SUPPLIED MATERIAL -
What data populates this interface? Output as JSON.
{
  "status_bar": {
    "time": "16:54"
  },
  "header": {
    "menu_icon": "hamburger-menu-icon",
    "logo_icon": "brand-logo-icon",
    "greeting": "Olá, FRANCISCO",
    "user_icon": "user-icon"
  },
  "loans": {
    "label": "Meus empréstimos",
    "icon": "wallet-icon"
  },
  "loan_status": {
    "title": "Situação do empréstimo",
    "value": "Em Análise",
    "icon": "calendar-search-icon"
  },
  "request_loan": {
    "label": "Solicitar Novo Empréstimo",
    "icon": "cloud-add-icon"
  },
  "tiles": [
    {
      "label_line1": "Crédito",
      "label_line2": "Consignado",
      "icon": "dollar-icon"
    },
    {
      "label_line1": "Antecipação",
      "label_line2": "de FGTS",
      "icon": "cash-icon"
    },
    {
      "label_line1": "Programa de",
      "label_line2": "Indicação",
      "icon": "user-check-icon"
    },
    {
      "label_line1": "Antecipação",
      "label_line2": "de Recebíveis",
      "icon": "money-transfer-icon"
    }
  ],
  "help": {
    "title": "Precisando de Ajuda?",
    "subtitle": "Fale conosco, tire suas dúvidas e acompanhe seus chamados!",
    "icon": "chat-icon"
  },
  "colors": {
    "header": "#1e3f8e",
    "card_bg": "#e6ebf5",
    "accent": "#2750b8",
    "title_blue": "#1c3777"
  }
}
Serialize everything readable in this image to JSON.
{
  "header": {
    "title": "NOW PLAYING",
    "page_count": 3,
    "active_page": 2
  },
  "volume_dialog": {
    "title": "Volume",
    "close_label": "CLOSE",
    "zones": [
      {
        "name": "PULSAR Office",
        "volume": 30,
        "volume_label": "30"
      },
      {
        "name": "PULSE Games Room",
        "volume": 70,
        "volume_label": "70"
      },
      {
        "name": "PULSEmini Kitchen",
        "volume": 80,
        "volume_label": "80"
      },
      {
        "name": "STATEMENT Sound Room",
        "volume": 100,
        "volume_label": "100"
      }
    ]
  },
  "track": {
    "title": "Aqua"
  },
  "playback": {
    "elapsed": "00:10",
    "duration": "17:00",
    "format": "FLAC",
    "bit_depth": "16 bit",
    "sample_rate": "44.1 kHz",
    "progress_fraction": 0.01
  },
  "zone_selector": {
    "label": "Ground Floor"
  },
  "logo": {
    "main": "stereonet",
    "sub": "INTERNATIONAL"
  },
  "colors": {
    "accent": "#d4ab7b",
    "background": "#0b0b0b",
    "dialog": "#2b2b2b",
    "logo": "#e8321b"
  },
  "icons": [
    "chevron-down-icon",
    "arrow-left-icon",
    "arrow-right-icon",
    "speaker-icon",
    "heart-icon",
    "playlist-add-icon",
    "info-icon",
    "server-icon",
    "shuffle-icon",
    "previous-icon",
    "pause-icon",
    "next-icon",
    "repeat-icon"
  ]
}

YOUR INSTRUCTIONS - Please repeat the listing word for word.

WRITTEN REPLY -
What data populates this interface? Output as JSON.
{
  "status_bar": {
    "time": "16:54"
  },
  "header": {
    "menu_icon": "hamburger-menu-icon",
    "logo_icon": "brand-logo-icon",
    "greeting": "Olá, FRANCISCO",
    "user_icon": "user-icon"
  },
  "loans": {
    "label": "Meus empréstimos",
    "icon": "wallet-icon"
  },
  "loan_status": {
    "title": "Situação do empréstimo",
    "value": "Em Análise",
    "icon": "calendar-search-icon"
  },
  "request_loan": {
    "label": "Solicitar Novo Empréstimo",
    "icon": "cloud-add-icon"
  },
  "tiles": [
    {
      "label_line1": "Crédito",
      "label_line2": "Consignado",
      "icon": "dollar-icon"
    },
    {
      "label_line1": "Antecipação",
      "label_line2": "de FGTS",
      "icon": "cash-icon"
    },
    {
      "label_line1": "Programa de",
      "label_line2": "Indicação",
      "icon": "user-check-icon"
    },
    {
      "label_line1": "Antecipação",
      "label_line2": "de Recebíveis",
      "icon": "money-transfer-icon"
    }
  ],
  "help": {
    "title": "Precisando de Ajuda?",
    "subtitle": "Fale conosco, tire suas dúvidas e acompanhe seus chamados!",
    "icon": "chat-icon"
  },
  "colors": {
    "header": "#1e3f8e",
    "card_bg": "#e6ebf5",
    "accent": "#2750b8",
    "title_blue": "#1c3777"
  }
}
Serialize everything readable in this image to JSON.
{
  "header": {
    "title": "NOW PLAYING",
    "page_count": 3,
    "active_page": 2
  },
  "volume_dialog": {
    "title": "Volume",
    "close_label": "CLOSE",
    "zones": [
      {
        "name": "PULSAR Office",
        "volume": 30,
        "volume_label": "30"
      },
      {
        "name": "PULSE Games Room",
        "volume": 70,
        "volume_label": "70"
      },
      {
        "name": "PULSEmini Kitchen",
        "volume": 80,
        "volume_label": "80"
      },
      {
        "name": "STATEMENT Sound Room",
        "volume": 100,
        "volume_label": "100"
      }
    ]
  },
  "track": {
    "title": "Aqua"
  },
  "playback": {
    "elapsed": "00:10",
    "duration": "17:00",
    "format": "FLAC",
    "bit_depth": "16 bit",
    "sample_rate": "44.1 kHz",
    "progress_fraction": 0.01
  },
  "zone_selector": {
    "label": "Ground Floor"
  },
  "logo": {
    "main": "stereonet",
    "sub": "INTERNATIONAL"
  },
  "colors": {
    "accent": "#d4ab7b",
    "background": "#0b0b0b",
    "dialog": "#2b2b2b",
    "logo": "#e8321b"
  },
  "icons": [
    "chevron-down-icon",
    "arrow-left-icon",
    "arrow-right-icon",
    "speaker-icon",
    "heart-icon",
    "playlist-add-icon",
    "info-icon",
    "server-icon",
    "shuffle-icon",
    "previous-icon",
    "pause-icon",
    "next-icon",
    "repeat-icon"
  ]
}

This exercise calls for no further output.